··· DATA FOR REVIEW

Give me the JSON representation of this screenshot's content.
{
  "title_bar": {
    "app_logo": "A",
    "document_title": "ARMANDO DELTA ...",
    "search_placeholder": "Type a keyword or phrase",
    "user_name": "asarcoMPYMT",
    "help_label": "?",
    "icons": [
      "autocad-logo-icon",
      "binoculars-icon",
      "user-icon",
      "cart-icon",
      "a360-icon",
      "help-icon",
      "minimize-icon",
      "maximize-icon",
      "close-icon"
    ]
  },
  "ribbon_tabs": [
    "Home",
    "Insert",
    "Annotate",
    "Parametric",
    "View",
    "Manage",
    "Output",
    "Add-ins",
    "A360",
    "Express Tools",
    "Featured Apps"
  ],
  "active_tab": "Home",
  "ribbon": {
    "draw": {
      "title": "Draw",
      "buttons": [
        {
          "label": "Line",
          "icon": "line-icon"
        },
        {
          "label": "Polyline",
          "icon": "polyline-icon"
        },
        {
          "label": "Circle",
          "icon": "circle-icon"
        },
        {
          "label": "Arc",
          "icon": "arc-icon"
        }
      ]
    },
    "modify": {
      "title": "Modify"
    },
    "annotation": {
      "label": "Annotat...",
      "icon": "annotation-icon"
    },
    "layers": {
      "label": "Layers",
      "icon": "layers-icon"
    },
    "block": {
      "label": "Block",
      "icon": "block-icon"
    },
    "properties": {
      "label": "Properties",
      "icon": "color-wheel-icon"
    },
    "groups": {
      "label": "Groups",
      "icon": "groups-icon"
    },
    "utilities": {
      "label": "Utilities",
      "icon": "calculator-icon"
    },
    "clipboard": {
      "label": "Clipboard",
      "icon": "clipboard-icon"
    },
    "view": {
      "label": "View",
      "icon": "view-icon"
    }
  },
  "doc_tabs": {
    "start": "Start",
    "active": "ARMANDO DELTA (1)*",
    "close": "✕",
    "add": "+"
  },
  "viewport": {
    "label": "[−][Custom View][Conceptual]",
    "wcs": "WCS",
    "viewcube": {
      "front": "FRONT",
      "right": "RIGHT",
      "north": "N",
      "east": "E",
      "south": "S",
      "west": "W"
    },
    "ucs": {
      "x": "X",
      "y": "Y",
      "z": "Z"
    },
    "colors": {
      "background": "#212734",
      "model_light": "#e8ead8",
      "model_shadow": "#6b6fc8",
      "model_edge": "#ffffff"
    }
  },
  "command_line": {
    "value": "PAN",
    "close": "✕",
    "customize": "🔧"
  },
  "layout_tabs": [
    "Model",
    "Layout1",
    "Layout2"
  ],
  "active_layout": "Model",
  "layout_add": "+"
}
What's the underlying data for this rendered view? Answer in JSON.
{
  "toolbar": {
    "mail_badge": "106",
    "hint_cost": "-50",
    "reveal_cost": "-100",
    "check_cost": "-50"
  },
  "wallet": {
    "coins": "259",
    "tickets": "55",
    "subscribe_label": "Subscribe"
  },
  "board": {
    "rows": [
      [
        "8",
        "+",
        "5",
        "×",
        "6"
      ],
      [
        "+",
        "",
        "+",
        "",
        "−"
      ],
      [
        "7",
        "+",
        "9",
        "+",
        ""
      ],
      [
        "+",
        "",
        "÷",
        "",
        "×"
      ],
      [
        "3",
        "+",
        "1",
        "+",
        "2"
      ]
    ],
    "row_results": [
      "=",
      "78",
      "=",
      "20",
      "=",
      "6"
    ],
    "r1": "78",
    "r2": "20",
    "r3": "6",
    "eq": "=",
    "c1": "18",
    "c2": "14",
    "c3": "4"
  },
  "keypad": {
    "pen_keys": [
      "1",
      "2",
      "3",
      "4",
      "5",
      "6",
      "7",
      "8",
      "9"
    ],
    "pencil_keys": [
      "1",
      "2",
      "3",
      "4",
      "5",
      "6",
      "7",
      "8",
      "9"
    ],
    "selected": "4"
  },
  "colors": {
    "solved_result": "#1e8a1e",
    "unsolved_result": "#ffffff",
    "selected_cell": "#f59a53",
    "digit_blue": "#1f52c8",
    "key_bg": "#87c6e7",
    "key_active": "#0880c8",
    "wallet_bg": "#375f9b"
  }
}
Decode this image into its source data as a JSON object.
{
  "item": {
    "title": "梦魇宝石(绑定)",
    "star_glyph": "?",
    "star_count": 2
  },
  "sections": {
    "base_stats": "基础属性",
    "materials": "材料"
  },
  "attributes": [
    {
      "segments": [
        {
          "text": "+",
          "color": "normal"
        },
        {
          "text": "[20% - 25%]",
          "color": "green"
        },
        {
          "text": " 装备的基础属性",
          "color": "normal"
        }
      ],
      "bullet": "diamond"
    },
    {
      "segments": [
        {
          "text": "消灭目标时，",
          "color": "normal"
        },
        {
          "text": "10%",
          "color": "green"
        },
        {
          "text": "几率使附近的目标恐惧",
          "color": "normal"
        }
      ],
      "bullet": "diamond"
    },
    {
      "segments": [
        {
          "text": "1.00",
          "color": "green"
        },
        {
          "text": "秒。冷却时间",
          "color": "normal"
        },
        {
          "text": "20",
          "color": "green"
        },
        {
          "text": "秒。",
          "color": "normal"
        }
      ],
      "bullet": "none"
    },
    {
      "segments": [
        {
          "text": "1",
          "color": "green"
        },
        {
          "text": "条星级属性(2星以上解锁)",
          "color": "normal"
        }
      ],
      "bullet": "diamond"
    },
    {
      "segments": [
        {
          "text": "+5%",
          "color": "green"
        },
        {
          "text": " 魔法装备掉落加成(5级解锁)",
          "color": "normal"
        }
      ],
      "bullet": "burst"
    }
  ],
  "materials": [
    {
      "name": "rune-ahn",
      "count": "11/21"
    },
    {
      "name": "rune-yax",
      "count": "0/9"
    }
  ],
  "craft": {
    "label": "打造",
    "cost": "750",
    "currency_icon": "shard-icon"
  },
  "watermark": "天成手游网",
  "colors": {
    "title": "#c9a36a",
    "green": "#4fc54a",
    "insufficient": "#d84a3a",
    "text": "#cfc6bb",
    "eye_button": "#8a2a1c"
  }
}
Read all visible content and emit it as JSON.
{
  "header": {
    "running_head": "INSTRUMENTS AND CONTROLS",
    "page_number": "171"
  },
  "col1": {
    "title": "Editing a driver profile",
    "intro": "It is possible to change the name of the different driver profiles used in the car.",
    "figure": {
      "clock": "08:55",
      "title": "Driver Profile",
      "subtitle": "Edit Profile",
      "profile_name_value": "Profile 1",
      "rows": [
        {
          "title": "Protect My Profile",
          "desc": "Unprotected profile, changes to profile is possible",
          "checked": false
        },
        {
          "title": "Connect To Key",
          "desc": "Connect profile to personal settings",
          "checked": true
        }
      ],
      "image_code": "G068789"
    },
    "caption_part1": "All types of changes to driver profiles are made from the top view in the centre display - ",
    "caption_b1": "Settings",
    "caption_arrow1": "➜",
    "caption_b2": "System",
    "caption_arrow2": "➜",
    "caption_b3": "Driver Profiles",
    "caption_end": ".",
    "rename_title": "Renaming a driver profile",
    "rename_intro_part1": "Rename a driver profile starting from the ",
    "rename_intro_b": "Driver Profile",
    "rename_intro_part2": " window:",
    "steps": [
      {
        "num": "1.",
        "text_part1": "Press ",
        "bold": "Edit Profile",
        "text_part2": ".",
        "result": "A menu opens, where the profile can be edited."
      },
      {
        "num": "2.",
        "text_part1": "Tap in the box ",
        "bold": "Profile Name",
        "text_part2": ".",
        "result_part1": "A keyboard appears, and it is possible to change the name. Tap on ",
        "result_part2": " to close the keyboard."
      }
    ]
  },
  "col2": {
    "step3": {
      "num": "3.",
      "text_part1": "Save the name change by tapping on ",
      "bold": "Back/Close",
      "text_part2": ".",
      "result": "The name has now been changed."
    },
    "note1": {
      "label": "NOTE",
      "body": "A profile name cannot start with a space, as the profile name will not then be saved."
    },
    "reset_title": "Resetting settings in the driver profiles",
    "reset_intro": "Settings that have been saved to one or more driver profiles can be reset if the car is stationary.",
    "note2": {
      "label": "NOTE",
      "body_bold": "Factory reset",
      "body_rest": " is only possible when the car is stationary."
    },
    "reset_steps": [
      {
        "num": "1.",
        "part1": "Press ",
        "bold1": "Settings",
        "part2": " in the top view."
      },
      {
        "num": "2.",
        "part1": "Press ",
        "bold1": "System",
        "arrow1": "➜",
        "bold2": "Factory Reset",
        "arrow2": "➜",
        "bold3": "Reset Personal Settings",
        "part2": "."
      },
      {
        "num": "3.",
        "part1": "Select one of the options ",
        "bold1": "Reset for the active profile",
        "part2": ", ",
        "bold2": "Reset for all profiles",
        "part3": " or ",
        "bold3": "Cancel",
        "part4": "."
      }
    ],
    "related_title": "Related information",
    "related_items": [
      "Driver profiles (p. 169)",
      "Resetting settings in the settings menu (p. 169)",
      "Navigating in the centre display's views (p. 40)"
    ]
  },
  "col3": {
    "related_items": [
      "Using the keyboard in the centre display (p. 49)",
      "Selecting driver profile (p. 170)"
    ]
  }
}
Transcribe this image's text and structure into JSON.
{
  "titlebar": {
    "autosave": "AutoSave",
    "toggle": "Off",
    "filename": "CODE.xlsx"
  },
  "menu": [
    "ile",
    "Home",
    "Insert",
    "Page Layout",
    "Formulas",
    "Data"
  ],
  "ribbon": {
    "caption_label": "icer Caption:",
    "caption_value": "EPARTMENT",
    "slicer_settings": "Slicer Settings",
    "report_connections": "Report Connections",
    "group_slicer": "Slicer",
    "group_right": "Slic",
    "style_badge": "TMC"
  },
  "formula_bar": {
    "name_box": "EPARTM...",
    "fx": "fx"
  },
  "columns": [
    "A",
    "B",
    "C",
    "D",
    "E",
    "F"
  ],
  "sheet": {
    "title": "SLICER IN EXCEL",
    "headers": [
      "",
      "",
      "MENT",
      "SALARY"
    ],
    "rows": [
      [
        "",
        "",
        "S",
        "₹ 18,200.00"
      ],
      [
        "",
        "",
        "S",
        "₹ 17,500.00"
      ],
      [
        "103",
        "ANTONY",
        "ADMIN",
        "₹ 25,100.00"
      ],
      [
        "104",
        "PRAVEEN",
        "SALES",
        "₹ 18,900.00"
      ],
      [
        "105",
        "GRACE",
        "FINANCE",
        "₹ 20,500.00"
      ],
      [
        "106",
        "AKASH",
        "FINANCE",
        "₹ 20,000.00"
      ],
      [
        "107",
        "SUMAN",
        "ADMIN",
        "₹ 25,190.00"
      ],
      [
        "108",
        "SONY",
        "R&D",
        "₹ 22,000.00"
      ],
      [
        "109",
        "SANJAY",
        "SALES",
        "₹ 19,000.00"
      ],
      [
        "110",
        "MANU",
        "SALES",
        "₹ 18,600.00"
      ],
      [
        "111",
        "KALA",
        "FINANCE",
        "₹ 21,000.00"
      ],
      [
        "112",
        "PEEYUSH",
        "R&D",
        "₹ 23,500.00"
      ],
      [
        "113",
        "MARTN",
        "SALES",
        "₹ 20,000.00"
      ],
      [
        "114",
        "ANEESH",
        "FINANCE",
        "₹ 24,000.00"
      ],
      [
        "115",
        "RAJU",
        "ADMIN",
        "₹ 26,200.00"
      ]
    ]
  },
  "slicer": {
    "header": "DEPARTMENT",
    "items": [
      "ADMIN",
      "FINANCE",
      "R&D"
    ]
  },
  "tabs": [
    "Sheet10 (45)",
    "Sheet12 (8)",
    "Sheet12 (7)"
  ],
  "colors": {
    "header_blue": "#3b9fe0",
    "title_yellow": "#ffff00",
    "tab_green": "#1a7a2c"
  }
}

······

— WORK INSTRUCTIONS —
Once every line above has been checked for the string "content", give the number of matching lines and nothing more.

— YOUR RESPONSE —
2